Key findings from the 2020 New Zealand Workplace Diversity Survey were:

  • Wellbeing (ranked as important by 75% of survey participants), gender (56%) and bias (55%) were again the three most significant diversity issues for Kiwi workplaces.
  • Gender equity was regarded as a top issue for the second year in a row. In previous years, this issue has ranked as low as seventh.
  • Aging is regarded as less important this year – it was selected as an issue by 34 per cent of participants compared with 47 per cent in 2017. This is despite growth in the number of over 65s in paid employment.
  • Ethnicity was considered an issue by 47 per cent of respondents this year compared with 41 per cent in 2017. But it ranks as the fifth most important diversity issue at a time when ethnic diversity is changing New Zealand society in significant ways.

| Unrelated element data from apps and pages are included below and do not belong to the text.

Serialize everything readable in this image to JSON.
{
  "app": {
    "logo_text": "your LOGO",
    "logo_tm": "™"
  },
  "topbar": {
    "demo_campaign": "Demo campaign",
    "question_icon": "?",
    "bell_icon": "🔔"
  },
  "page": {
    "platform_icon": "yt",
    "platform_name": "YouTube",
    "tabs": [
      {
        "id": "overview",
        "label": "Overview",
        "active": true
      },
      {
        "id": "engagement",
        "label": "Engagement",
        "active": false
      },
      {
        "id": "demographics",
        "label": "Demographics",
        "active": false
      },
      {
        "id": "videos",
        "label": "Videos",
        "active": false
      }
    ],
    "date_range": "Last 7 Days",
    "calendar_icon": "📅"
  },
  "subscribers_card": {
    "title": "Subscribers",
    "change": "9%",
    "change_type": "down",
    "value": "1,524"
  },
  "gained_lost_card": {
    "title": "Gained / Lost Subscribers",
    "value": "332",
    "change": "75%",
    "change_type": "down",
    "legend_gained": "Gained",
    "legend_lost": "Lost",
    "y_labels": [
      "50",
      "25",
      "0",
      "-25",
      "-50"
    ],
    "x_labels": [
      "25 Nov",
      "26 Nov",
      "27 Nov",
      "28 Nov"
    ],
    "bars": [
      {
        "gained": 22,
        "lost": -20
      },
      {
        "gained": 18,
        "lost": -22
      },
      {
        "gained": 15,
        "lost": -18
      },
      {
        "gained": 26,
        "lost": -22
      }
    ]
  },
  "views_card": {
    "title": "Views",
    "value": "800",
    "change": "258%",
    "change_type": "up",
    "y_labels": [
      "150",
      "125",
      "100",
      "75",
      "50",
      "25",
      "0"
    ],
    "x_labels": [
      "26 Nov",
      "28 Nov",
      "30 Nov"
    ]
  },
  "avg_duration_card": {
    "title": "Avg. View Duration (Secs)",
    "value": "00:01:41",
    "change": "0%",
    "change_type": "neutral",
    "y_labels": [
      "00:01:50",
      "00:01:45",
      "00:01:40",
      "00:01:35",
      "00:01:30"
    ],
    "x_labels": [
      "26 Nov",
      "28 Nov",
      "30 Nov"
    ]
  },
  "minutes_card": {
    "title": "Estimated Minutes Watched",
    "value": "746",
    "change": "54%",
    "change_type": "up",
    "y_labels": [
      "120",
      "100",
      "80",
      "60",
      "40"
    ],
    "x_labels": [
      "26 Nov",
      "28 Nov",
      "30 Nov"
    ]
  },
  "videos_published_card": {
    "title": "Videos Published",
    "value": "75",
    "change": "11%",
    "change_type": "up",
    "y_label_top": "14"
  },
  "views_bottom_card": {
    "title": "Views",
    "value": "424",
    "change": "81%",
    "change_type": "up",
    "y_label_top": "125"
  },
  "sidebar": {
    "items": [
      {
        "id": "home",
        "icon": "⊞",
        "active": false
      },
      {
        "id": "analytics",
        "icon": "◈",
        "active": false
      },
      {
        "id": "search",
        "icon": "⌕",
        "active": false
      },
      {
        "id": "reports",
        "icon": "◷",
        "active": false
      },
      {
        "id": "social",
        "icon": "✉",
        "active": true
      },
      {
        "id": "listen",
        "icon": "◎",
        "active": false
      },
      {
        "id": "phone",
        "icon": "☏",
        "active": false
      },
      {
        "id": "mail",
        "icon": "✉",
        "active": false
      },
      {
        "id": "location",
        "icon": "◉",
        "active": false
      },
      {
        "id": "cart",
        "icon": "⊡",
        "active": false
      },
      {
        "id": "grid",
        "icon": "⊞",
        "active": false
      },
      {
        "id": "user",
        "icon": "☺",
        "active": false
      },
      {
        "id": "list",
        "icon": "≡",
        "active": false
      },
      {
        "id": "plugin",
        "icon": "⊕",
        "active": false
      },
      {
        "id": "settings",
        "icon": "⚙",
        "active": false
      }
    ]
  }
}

“These issues that were important at the start of 2020 will become even more so in a post-Covid-19 world,” says Diversity Works New Zealand Chief Executive Maretha Smit.

“Research shows us that an inclusive culture encourages creativity and fosters an innovative organisational spirit, boosts morale and engagement for employees and leads to better problem solving and decision making.”

“These are key to organisations thriving in times of disruption.”

Therefore, when businesses are making tough decisions about the future structure of their workforce, they must ensure they retain those hard-won diversity gains, Smit says.

“We must mitigate against bias when we need to right-size our organisations. We need to support our valued workers across the spectrum of gender, age and disability. We need to address the cultural stigmatization emerging from this crisis.”

Massey University Distinguished Professor Paul Spoonley, who leads the team analysing the data, says wellbeing has been the most important diversity issue for New Zealand workplaces for several years and now it will be critical for communities, workers, employers and businesses.

“These are extremely disruptive times and each of these sectors will have their own challenges and anxieties. It would be nice to think some of the kotahitanga and outreach will continue as we work collectively to emerge into the new normality,” he says.